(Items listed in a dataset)
# # # # # # #

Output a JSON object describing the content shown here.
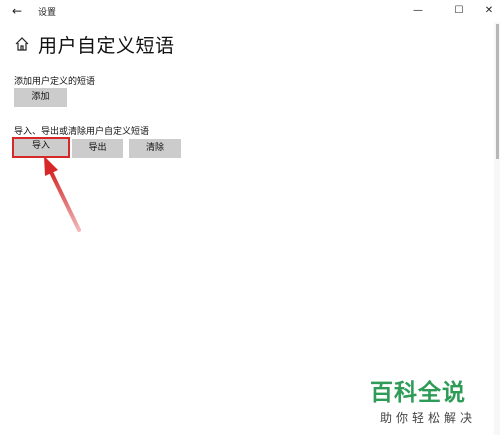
{
  "window": {
    "title": "设置",
    "back_glyph": "←",
    "minimize_glyph": "—",
    "maximize_glyph": "☐",
    "close_glyph": "✕"
  },
  "page": {
    "title": "用户自定义短语"
  },
  "add_section": {
    "label": "添加用户定义的短语",
    "add_button": "添加"
  },
  "manage_section": {
    "label": "导入、导出或清除用户自定义短语",
    "import_button": "导入",
    "export_button": "导出",
    "clear_button": "清除"
  },
  "annotation": {
    "color": "#d62828",
    "icon": "red-arrow-icon"
  },
  "watermark": {
    "brand": "百科全说",
    "slogan": "助你轻松解决",
    "color": "#2e9c57"
  }
}
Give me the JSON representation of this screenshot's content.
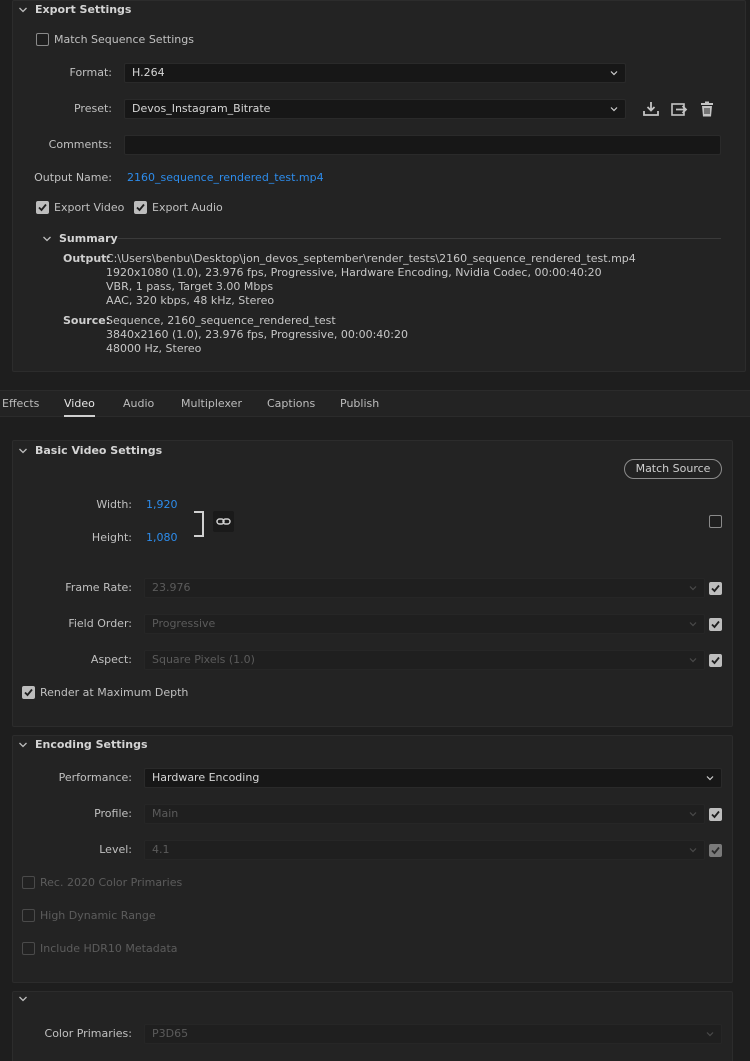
{
  "export_settings": {
    "title": "Export Settings",
    "match_sequence_label": "Match Sequence Settings",
    "match_sequence_checked": false,
    "format_label": "Format:",
    "format_value": "H.264",
    "preset_label": "Preset:",
    "preset_value": "Devos_Instagram_Bitrate",
    "comments_label": "Comments:",
    "comments_value": "",
    "output_name_label": "Output Name:",
    "output_name_value": "2160_sequence_rendered_test.mp4",
    "export_video_label": "Export Video",
    "export_video_checked": true,
    "export_audio_label": "Export Audio",
    "export_audio_checked": true,
    "icons": [
      "save-preset-icon",
      "import-preset-icon",
      "delete-preset-icon"
    ]
  },
  "summary": {
    "title": "Summary",
    "output_label": "Output:",
    "output_lines": [
      "C:\\Users\\benbu\\Desktop\\jon_devos_september\\render_tests\\2160_sequence_rendered_test.mp4",
      "1920x1080 (1.0), 23.976 fps, Progressive, Hardware Encoding, Nvidia Codec, 00:00:40:20",
      "VBR, 1 pass, Target 3.00 Mbps",
      "AAC, 320 kbps, 48 kHz, Stereo"
    ],
    "source_label": "Source:",
    "source_lines": [
      "Sequence, 2160_sequence_rendered_test",
      "3840x2160 (1.0), 23.976 fps, Progressive, 00:00:40:20",
      "48000 Hz, Stereo"
    ]
  },
  "tabs": [
    {
      "label": "Effects",
      "active": false
    },
    {
      "label": "Video",
      "active": true
    },
    {
      "label": "Audio",
      "active": false
    },
    {
      "label": "Multiplexer",
      "active": false
    },
    {
      "label": "Captions",
      "active": false
    },
    {
      "label": "Publish",
      "active": false
    }
  ],
  "basic_video": {
    "title": "Basic Video Settings",
    "match_source_label": "Match Source",
    "width_label": "Width:",
    "width_value": "1,920",
    "height_label": "Height:",
    "height_value": "1,080",
    "frame_rate_label": "Frame Rate:",
    "frame_rate_value": "23.976",
    "field_order_label": "Field Order:",
    "field_order_value": "Progressive",
    "aspect_label": "Aspect:",
    "aspect_value": "Square Pixels (1.0)",
    "render_max_depth_label": "Render at Maximum Depth",
    "render_max_depth_checked": true
  },
  "encoding": {
    "title": "Encoding Settings",
    "performance_label": "Performance:",
    "performance_value": "Hardware Encoding",
    "profile_label": "Profile:",
    "profile_value": "Main",
    "level_label": "Level:",
    "level_value": "4.1",
    "rec2020_label": "Rec. 2020 Color Primaries",
    "hdr_label": "High Dynamic Range",
    "hdr10_label": "Include HDR10 Metadata"
  },
  "color": {
    "primaries_label": "Color Primaries:",
    "primaries_value": "P3D65"
  },
  "colors": {
    "link": "#2d8ceb",
    "background": "#1e1e1e",
    "panel": "#232323"
  }
}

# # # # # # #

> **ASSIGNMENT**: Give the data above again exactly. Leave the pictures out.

> **ANSWER BOX**:
Output a JSON object describing the content shown here.
{
  "window": {
    "title": "设置",
    "back_glyph": "←",
    "minimize_glyph": "—",
    "maximize_glyph": "☐",
    "close_glyph": "✕"
  },
  "page": {
    "title": "用户自定义短语"
  },
  "add_section": {
    "label": "添加用户定义的短语",
    "add_button": "添加"
  },
  "manage_section": {
    "label": "导入、导出或清除用户自定义短语",
    "import_button": "导入",
    "export_button": "导出",
    "clear_button": "清除"
  },
  "annotation": {
    "color": "#d62828",
    "icon": "red-arrow-icon"
  },
  "watermark": {
    "brand": "百科全说",
    "slogan": "助你轻松解决",
    "color": "#2e9c57"
  }
}
Give me the JSON representation of this screenshot's content.
{
  "export_settings": {
    "title": "Export Settings",
    "match_sequence_label": "Match Sequence Settings",
    "match_sequence_checked": false,
    "format_label": "Format:",
    "format_value": "H.264",
    "preset_label": "Preset:",
    "preset_value": "Devos_Instagram_Bitrate",
    "comments_label": "Comments:",
    "comments_value": "",
    "output_name_label": "Output Name:",
    "output_name_value": "2160_sequence_rendered_test.mp4",
    "export_video_label": "Export Video",
    "export_video_checked": true,
    "export_audio_label": "Export Audio",
    "export_audio_checked": true,
    "icons": [
      "save-preset-icon",
      "import-preset-icon",
      "delete-preset-icon"
    ]
  },
  "summary": {
    "title": "Summary",
    "output_label": "Output:",
    "output_lines": [
      "C:\\Users\\benbu\\Desktop\\jon_devos_september\\render_tests\\2160_sequence_rendered_test.mp4",
      "1920x1080 (1.0), 23.976 fps, Progressive, Hardware Encoding, Nvidia Codec, 00:00:40:20",
      "VBR, 1 pass, Target 3.00 Mbps",
      "AAC, 320 kbps, 48 kHz, Stereo"
    ],
    "source_label": "Source:",
    "source_lines": [
      "Sequence, 2160_sequence_rendered_test",
      "3840x2160 (1.0), 23.976 fps, Progressive, 00:00:40:20",
      "48000 Hz, Stereo"
    ]
  },
  "tabs": [
    {
      "label": "Effects",
      "active": false
    },
    {
      "label": "Video",
      "active": true
    },
    {
      "label": "Audio",
      "active": false
    },
    {
      "label": "Multiplexer",
      "active": false
    },
    {
      "label": "Captions",
      "active": false
    },
    {
      "label": "Publish",
      "active": false
    }
  ],
  "basic_video": {
    "title": "Basic Video Settings",
    "match_source_label": "Match Source",
    "width_label": "Width:",
    "width_value": "1,920",
    "height_label": "Height:",
    "height_value": "1,080",
    "frame_rate_label": "Frame Rate:",
    "frame_rate_value": "23.976",
    "field_order_label": "Field Order:",
    "field_order_value": "Progressive",
    "aspect_label": "Aspect:",
    "aspect_value": "Square Pixels (1.0)",
    "render_max_depth_label": "Render at Maximum Depth",
    "render_max_depth_checked": true
  },
  "encoding": {
    "title": "Encoding Settings",
    "performance_label": "Performance:",
    "performance_value": "Hardware Encoding",
    "profile_label": "Profile:",
    "profile_value": "Main",
    "level_label": "Level:",
    "level_value": "4.1",
    "rec2020_label": "Rec. 2020 Color Primaries",
    "hdr_label": "High Dynamic Range",
    "hdr10_label": "Include HDR10 Metadata"
  },
  "color": {
    "primaries_label": "Color Primaries:",
    "primaries_value": "P3D65"
  },
  "colors": {
    "link": "#2d8ceb",
    "background": "#1e1e1e",
    "panel": "#232323"
  }
}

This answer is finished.